Exercise description: Look through the listing below, and wherever a line has the string "Credits", pull it out.

The input:
━━━━━━

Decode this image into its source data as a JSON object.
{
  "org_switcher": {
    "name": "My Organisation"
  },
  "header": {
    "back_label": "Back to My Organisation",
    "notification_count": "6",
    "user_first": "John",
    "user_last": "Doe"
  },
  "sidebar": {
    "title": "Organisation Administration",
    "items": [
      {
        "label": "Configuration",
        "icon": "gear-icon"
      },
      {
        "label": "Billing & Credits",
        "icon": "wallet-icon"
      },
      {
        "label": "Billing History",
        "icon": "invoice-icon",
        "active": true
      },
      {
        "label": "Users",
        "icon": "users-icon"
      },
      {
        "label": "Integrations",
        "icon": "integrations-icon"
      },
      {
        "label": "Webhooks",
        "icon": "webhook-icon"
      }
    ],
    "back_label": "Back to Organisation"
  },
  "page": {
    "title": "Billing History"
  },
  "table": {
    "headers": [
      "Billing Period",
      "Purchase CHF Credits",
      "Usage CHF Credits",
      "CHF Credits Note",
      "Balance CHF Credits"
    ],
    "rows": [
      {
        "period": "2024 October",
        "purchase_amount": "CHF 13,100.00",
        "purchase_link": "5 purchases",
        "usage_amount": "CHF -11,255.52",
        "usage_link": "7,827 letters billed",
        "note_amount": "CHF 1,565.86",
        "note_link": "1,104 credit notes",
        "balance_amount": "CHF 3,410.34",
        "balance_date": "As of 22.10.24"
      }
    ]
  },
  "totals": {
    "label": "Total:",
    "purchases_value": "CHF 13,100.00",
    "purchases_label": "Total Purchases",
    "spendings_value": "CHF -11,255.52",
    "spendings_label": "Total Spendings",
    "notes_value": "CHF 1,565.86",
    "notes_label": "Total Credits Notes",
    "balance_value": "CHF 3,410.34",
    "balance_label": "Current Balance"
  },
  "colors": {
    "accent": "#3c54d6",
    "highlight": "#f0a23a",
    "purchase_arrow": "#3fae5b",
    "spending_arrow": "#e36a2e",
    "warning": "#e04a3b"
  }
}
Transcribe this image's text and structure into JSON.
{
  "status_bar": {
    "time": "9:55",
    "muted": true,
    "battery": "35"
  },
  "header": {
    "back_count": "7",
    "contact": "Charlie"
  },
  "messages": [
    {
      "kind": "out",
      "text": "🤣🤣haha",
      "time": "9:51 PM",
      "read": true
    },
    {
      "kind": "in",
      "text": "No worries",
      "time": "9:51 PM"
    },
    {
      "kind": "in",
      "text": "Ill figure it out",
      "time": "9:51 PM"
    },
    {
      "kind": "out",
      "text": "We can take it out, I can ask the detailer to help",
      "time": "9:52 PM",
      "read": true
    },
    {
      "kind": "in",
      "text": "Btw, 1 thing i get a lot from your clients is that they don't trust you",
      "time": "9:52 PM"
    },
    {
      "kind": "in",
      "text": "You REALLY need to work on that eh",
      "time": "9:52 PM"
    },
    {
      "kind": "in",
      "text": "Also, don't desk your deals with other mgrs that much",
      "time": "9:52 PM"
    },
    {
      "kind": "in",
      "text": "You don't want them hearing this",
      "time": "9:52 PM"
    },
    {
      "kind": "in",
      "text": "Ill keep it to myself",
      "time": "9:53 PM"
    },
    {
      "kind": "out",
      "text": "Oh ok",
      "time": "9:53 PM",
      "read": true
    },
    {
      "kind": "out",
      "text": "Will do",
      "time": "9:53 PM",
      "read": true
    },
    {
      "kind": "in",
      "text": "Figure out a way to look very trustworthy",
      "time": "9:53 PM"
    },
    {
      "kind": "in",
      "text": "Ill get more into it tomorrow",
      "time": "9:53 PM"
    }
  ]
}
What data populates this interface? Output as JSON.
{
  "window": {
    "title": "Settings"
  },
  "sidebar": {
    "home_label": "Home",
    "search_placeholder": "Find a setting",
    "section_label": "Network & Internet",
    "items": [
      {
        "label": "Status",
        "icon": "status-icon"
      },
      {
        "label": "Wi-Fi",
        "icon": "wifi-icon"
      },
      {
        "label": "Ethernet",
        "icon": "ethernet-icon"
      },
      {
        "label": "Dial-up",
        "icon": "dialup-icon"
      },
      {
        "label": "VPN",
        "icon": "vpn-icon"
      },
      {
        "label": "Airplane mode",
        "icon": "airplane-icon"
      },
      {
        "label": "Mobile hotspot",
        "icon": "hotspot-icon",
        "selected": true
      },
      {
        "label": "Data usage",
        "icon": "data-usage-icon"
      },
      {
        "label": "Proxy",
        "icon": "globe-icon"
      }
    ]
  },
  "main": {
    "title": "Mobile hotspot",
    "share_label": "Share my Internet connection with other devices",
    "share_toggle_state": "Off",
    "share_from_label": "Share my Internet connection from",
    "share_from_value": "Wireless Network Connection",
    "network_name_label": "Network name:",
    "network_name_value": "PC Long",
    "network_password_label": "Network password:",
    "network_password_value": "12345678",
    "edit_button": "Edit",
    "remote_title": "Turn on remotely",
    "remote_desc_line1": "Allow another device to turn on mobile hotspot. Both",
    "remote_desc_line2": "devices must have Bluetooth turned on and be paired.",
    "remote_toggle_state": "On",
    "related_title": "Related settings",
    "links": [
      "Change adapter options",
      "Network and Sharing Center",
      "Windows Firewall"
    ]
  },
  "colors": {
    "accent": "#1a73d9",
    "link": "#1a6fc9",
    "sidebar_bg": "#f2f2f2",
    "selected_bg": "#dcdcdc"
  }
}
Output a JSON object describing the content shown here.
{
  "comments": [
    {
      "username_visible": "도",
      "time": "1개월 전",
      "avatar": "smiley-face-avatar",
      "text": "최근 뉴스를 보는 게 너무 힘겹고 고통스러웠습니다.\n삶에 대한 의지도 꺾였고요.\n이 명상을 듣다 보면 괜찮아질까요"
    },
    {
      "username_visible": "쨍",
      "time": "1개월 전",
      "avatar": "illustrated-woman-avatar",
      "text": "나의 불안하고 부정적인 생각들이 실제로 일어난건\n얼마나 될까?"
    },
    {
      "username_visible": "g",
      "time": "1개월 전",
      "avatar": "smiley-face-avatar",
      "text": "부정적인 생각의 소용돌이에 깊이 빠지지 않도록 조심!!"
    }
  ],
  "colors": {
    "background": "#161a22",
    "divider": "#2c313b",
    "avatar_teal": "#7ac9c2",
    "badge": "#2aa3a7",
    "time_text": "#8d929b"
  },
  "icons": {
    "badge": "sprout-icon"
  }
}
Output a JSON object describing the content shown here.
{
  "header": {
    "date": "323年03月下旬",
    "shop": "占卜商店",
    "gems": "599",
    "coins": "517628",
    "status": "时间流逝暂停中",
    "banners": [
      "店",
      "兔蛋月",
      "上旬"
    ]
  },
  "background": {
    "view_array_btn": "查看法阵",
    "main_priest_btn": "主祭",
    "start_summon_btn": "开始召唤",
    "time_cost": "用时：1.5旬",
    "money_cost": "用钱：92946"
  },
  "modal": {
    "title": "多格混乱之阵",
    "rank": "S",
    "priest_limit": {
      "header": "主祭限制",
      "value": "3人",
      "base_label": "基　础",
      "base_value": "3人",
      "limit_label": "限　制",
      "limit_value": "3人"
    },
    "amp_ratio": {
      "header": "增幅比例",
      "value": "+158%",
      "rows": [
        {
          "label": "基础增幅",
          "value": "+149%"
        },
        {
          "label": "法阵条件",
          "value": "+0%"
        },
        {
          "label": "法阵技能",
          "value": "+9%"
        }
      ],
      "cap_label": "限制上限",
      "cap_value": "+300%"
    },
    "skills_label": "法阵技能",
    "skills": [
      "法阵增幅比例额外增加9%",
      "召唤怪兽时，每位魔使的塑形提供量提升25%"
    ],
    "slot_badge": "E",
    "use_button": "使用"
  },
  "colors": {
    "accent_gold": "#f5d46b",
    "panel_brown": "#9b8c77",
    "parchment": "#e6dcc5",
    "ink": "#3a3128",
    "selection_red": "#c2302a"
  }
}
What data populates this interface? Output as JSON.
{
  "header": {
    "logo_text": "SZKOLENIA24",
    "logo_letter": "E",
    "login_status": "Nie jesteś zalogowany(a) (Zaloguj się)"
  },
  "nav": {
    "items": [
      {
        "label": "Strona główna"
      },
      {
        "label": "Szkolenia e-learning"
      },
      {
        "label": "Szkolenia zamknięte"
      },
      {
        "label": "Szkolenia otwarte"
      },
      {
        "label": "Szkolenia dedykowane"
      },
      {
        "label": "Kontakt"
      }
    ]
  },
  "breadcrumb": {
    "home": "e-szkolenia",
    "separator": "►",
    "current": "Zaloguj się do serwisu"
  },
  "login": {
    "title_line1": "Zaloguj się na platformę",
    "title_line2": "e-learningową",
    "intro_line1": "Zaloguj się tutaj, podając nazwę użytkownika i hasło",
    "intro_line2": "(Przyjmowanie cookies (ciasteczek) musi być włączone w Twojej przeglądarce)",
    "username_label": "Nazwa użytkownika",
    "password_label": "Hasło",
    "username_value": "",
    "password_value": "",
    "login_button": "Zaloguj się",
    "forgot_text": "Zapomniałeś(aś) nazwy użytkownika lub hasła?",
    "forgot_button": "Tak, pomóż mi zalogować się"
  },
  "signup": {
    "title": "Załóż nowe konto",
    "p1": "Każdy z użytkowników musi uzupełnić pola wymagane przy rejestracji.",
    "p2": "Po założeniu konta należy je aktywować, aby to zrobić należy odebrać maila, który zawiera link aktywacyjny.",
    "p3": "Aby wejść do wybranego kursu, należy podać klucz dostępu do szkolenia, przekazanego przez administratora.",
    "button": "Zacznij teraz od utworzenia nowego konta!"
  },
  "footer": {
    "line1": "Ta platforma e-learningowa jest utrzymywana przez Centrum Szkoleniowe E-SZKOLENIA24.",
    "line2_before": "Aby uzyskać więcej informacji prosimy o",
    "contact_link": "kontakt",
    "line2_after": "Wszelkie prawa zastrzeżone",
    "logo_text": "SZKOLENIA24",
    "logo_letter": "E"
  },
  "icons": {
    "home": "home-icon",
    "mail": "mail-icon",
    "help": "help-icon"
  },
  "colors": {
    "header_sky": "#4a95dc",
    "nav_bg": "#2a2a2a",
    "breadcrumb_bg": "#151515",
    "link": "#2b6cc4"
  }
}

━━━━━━

Response area:
        "label": "Billing & Credits",
      "Purchase CHF Credits",
      "Usage CHF Credits",
      "CHF Credits Note",
      "Balance CHF Credits"
    "notes_label": "Total Credits Notes",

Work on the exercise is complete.